BEYOND THE NUMBERS
Trump Should Have Proposed “Money Follows the Person” Funding
In his 2019 budget, President Trump missed an opportunity to propose reauthorizing the Money Follows the Person (MFP) demonstration, which since 2007 has helped over 75,000 Medicaid beneficiaries in 44 states who need long-term services and supports transition from institutions back to their own homes and communities. MFP funding expired on September 30, 2016 and while states can spend unused 2016 MFP funds through September 30, 2020, they may start to scale back their transition activities due to funding constraints. The President should propose to reauthorize and fund this successful and cost-saving demonstration.
MFP has helped states and the federal government save money. From 2008 to 2013, it generated $978 million in reduced Medicare and Medicaid costs after the first year of transitioning participants to home- and community-based care. MFP gives federal funds to states to help “rebalance” how they provide long-term services and supports, moving such services from nursing homes and other institutions to people’s homes and communities, where it’s not only more cost-effective but also where most people want to be, improving their quality of life. The demonstration has played a significant role in Medicaid’s 30-year shift in funding long-term services and supports from nursing homes to home- and community-based settings.
Compared to others who transition out of institutions, MFP participants are less likely to be readmitted to institutional care after their initial transition to the community. MFP also has improved the quality of life of its participants, with 92 percent reporting that they liked where they lived one year after entering community living, a 30-percentage-point increase compared to when they were receiving institutional care. (See chart.)
The most recent MFP evaluation also shows an 18-percentage-point decline in barriers to “community integration,” defined as people’s transition from institutions back to their homes and communities to get the care they need. Moreover, the more integrated that MFP participants are in their communities, the less likely they are to have symptoms of depression compared to participants who aren’t as integrated.

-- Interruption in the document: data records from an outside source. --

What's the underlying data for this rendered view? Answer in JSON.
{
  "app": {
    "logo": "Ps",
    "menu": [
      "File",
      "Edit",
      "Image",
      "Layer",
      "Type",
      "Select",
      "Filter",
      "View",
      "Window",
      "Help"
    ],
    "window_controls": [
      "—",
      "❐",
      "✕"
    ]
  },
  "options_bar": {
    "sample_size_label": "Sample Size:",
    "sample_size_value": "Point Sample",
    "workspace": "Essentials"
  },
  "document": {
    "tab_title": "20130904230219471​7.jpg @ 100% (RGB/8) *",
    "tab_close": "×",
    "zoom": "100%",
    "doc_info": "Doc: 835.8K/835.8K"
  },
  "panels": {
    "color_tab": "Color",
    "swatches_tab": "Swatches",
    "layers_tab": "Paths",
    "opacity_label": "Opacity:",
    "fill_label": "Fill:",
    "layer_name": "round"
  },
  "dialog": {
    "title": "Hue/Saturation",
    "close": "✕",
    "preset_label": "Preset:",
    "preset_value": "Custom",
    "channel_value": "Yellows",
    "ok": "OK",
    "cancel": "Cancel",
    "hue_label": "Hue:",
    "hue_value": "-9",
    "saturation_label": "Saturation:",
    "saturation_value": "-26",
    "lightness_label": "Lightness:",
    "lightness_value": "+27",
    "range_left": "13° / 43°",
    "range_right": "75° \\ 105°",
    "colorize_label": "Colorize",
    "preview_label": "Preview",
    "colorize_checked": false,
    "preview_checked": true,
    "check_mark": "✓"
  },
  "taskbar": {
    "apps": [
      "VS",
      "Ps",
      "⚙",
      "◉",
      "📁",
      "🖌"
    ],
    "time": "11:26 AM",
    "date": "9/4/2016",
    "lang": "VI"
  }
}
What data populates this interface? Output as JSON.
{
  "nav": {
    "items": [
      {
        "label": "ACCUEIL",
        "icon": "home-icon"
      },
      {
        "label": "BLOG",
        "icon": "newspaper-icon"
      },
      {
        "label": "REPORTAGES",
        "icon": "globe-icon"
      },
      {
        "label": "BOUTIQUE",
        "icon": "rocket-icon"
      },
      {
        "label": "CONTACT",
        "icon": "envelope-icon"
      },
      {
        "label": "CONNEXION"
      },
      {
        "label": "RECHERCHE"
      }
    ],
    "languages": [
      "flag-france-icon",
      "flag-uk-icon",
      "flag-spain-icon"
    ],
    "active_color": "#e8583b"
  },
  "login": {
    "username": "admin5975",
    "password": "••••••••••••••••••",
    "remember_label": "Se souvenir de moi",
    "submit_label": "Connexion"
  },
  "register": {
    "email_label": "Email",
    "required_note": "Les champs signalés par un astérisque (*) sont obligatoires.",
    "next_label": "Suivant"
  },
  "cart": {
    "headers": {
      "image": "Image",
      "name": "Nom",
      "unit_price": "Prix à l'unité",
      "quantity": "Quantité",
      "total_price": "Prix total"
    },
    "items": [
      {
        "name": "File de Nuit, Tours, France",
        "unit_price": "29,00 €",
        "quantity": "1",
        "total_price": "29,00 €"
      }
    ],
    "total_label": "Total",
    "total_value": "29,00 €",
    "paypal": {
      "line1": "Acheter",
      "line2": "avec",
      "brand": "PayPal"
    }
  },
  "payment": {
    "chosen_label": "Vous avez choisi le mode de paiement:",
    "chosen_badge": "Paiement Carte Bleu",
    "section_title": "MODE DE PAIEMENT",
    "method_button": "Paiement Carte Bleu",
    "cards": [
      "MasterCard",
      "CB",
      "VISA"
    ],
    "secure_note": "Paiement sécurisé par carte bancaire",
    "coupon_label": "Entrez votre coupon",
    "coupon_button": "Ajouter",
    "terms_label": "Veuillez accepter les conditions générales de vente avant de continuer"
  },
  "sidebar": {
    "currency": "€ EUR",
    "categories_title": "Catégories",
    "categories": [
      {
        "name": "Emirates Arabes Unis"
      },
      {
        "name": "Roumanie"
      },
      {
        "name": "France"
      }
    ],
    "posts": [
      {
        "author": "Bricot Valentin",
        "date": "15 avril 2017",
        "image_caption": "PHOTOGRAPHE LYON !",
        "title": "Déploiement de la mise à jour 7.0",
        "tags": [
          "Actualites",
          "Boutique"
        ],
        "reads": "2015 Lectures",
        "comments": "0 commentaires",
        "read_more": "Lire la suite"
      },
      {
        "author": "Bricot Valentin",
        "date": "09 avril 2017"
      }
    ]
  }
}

By failing to include continued funding for MFP in his budget, the President lost an opportunity to improve health outcomes, drive greater value in Medicaid, and ensure financial sustainability over the long term. Nevertheless, he can still take steps to restore funding for this effective demonstration.